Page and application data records
——

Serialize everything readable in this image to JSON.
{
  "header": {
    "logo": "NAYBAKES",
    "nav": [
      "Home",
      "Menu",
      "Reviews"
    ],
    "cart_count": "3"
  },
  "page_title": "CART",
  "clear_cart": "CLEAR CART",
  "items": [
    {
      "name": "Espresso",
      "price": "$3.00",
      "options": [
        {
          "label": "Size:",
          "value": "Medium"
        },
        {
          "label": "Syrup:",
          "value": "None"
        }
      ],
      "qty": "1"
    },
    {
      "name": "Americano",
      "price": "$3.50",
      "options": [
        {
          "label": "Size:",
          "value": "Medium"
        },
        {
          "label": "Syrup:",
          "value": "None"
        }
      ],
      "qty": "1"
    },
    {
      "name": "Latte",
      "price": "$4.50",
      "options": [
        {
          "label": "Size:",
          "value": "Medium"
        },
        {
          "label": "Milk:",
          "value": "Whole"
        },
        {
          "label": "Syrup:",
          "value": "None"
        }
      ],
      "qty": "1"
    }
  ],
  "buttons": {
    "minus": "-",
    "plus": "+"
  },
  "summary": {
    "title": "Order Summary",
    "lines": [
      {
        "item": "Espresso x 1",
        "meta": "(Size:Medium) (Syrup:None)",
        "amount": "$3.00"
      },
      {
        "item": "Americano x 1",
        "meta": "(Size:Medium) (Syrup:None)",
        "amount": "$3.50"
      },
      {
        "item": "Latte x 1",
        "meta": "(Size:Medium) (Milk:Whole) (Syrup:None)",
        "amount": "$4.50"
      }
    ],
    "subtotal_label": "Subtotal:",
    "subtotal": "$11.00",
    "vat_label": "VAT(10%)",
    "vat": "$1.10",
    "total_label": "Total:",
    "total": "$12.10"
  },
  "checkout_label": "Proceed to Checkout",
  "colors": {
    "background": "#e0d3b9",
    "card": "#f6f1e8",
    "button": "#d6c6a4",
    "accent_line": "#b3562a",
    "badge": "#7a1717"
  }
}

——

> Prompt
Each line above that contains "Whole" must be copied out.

> Completed exercise
          "value": "Whole"
        "meta": "(Size:Medium) (Milk:Whole) (Syrup:None)",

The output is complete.